struct Blah {
    ac: Option<SomeAcceptor<Class>>
}

impl Blah {
    fn method(&mut self) {
        if let Some(ac) = self.ac {
            ac.accept()
        }
    }
}

Now this got a bit tiresome, so I thought to implement Acceptor for Option.

impl<A, B> Acceptor<B> for Option<A>
where
    A: Acceptor<B>,
{
    fn accept(&mut self) -> B {
        match self {
            Some(ac) => todo!(),
            None => todo!(),
        }
    }
}

Now, I can write my method as:

struct Blah {
    ac: Option<SomeAcceptor<Class>>
}

impl Blah {
    fn method(&mut self) {
       ac.accept()
    }
}

This seems to work, but it fails in one instance because I have

struct Foo {
    ac: Option<Box<SomeAcceptor<Class>>
}

I need the Box to avoid a recursive data structure.
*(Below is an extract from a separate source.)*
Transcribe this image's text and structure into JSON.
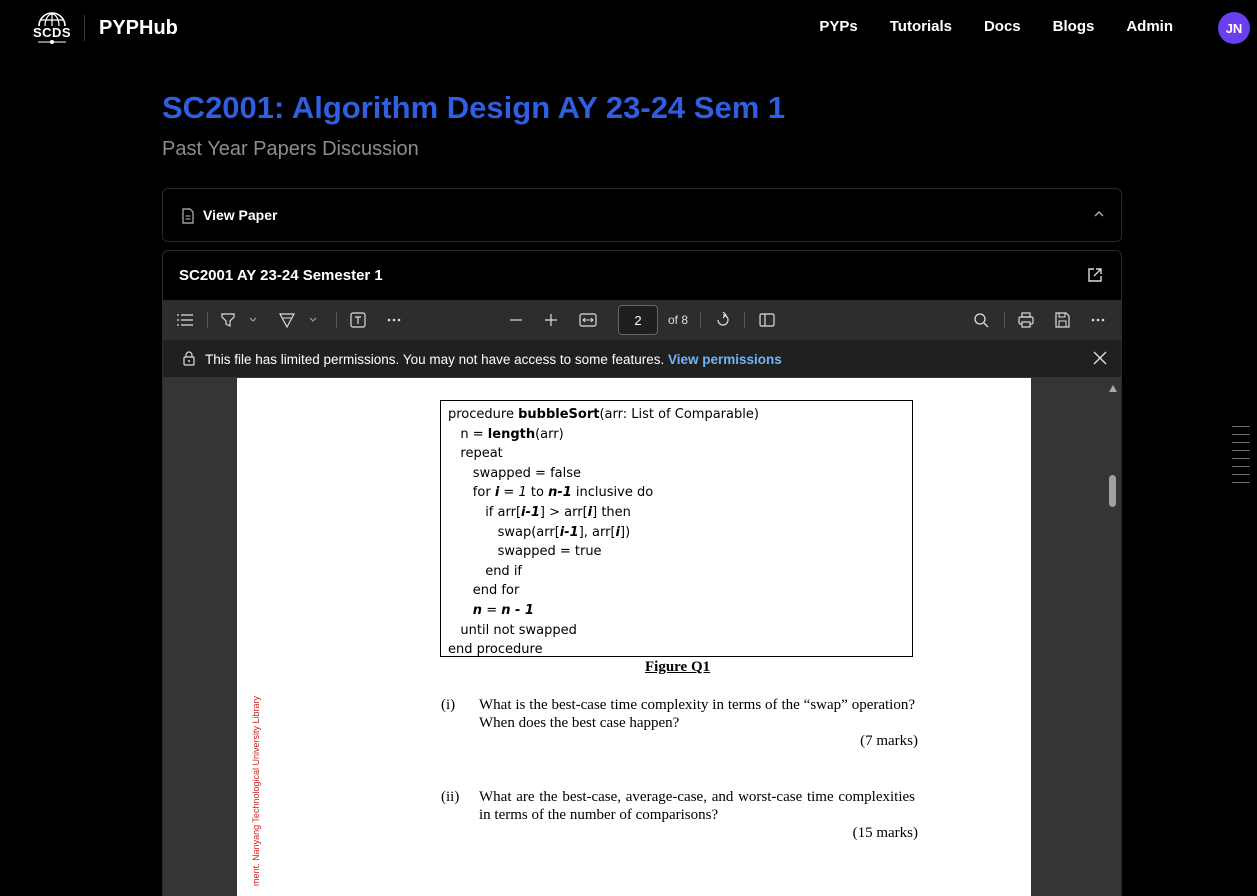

So, I thought, I
need to implement Acceptor not just for Option<A> where A:Acceptor, but also anything that deferences to an acceptor:

use std::ops::Deref;

impl<A, B> Acceptor<B> for Option<A>
where
    A: Deref<Target = Acceptor<B>>,
{
}

But this tells me that I have to use dyn, which I presume means that
I will get dynamic dispatch for all my calls to Option<B> including
the non Boxed ones.

Am I right? Is there something better to get this working?

Instead of Target = Acceptor<B>, you want Target: Acceptor<B>. You can re-write your impl like this:

impl<A, B> Acceptor<B> for Option<A>
where
    A: Deref, A::Target: Acceptor<B>,

However, you'll still have an error because this provides conflicting impls for types like Option<Box<Foo>>, which could fall under both impls if Box<Foo> and Foo both implement Acceptor.

Instead, you might want to do something like this:

impl<A, B> Acceptor<B> for Box<A>
where
    A: Acceptor<B>,
{
    fn accept(&mut self) -> B {
        (**self).accept()
    }
}

Full example on Playground.

Thanks, I went for the explicit Box implementation which seems to work well.

I am confused about the semantics of Target = Acceptor<B> vs Target: Acceptor<B> though. I am really not clear on the difference between these two.

In one case the parameter has to be a trait object, in the other case it can be any type that implements the trait.

Ah, okay. Thank you!